• **WHAT YOU WILL DO**: Tally the lines below that include the string "this". Reply with the total only.

• **RECORDS FOR THE EXERCISE**:
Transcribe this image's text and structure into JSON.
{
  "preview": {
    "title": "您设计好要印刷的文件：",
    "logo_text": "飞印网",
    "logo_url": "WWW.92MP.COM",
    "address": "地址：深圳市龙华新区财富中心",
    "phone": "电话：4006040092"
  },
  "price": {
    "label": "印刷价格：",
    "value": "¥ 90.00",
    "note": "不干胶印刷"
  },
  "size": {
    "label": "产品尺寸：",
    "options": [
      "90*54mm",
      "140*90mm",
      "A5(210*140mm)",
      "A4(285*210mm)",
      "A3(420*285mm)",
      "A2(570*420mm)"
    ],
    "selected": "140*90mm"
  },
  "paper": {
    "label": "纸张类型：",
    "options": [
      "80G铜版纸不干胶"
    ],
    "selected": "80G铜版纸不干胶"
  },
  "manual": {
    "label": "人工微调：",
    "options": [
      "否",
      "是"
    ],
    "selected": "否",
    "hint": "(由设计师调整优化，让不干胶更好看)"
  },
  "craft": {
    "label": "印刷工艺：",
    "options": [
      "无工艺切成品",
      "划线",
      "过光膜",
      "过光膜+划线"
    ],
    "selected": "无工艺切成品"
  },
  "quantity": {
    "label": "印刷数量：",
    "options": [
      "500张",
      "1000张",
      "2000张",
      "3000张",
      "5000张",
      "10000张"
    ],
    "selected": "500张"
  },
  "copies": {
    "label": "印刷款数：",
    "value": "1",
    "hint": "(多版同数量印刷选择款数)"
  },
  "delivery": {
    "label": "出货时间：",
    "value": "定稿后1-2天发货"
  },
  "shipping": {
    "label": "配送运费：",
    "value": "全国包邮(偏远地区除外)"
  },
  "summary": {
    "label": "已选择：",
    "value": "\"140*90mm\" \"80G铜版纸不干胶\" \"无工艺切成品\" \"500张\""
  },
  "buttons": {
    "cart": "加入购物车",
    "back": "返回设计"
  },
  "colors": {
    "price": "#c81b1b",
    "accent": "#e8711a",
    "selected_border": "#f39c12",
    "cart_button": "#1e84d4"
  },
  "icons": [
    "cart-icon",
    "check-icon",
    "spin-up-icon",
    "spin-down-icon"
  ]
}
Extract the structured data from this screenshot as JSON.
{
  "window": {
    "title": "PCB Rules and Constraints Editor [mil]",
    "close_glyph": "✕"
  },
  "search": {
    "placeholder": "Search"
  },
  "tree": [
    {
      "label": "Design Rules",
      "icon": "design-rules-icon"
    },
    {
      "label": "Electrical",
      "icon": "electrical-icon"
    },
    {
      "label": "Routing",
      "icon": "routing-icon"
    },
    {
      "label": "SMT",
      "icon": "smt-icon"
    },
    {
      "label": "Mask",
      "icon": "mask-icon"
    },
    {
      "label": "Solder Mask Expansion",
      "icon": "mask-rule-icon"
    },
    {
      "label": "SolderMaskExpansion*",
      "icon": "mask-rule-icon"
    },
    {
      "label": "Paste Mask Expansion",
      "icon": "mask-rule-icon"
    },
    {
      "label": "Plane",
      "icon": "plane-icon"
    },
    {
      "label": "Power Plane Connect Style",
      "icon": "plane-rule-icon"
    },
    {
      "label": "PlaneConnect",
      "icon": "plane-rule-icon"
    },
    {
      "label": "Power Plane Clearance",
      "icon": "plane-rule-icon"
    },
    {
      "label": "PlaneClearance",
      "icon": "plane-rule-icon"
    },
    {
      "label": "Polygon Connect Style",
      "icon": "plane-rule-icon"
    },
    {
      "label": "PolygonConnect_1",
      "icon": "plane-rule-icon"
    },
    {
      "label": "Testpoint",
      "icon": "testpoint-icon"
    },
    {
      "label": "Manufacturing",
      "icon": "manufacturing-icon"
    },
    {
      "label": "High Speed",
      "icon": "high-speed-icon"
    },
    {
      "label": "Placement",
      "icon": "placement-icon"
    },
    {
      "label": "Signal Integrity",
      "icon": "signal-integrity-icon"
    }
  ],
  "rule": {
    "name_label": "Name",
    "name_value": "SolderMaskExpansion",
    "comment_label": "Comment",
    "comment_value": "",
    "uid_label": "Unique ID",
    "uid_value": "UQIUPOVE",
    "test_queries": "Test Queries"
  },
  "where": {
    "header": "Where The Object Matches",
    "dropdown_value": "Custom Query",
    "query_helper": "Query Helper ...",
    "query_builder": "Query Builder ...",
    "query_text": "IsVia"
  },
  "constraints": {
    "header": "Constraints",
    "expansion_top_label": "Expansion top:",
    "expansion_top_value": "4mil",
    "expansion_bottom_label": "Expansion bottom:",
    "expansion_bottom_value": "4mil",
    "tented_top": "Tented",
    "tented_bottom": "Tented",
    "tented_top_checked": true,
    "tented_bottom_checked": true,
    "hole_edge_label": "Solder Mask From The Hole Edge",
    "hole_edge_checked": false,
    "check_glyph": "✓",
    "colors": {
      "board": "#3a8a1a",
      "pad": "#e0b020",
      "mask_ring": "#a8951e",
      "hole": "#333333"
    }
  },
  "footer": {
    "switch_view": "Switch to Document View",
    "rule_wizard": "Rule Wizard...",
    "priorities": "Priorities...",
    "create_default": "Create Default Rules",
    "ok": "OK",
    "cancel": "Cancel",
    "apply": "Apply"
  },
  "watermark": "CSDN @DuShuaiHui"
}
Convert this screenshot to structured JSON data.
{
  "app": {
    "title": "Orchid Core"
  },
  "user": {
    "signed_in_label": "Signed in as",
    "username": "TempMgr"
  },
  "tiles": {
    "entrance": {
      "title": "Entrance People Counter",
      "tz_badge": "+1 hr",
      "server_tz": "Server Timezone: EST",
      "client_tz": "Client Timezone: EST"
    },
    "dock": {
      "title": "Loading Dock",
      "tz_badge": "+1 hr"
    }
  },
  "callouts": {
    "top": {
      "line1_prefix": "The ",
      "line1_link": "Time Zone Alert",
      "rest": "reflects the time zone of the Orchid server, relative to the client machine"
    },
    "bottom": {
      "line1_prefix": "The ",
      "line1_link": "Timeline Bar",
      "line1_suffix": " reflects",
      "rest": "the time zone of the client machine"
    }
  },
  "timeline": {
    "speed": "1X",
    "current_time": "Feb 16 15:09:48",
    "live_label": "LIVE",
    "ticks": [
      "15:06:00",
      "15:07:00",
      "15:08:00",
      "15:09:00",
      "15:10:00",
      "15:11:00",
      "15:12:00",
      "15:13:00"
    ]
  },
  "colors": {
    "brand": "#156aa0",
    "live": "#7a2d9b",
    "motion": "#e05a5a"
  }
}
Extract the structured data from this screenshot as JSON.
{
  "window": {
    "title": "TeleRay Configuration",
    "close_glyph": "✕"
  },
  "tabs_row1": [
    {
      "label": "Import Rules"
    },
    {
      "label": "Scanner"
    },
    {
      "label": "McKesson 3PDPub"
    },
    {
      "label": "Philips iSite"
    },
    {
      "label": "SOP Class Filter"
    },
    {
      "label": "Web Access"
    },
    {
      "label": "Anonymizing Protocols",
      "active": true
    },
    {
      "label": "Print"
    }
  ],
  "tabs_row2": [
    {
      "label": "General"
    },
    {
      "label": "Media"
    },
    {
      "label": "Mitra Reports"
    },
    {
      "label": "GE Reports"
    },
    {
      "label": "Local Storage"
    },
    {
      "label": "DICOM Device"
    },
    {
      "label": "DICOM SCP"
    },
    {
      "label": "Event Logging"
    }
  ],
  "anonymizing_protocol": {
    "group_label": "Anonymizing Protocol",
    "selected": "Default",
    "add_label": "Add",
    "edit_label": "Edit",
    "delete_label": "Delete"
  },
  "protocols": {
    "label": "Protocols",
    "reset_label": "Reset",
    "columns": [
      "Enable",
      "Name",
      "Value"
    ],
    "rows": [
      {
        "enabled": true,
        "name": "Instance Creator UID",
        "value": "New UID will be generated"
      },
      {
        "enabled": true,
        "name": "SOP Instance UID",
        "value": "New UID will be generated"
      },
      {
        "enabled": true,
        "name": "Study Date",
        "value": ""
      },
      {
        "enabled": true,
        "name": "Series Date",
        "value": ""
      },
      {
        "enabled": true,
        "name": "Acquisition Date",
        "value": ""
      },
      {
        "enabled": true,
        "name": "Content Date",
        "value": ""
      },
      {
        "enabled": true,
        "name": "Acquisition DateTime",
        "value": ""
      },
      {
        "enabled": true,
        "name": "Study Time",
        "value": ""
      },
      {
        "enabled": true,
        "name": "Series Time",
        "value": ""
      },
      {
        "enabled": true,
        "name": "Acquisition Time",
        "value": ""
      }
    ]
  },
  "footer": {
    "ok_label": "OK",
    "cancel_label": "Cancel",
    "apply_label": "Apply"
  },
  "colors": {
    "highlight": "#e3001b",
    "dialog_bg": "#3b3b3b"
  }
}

• **EXERCISE RESPONSE**: 4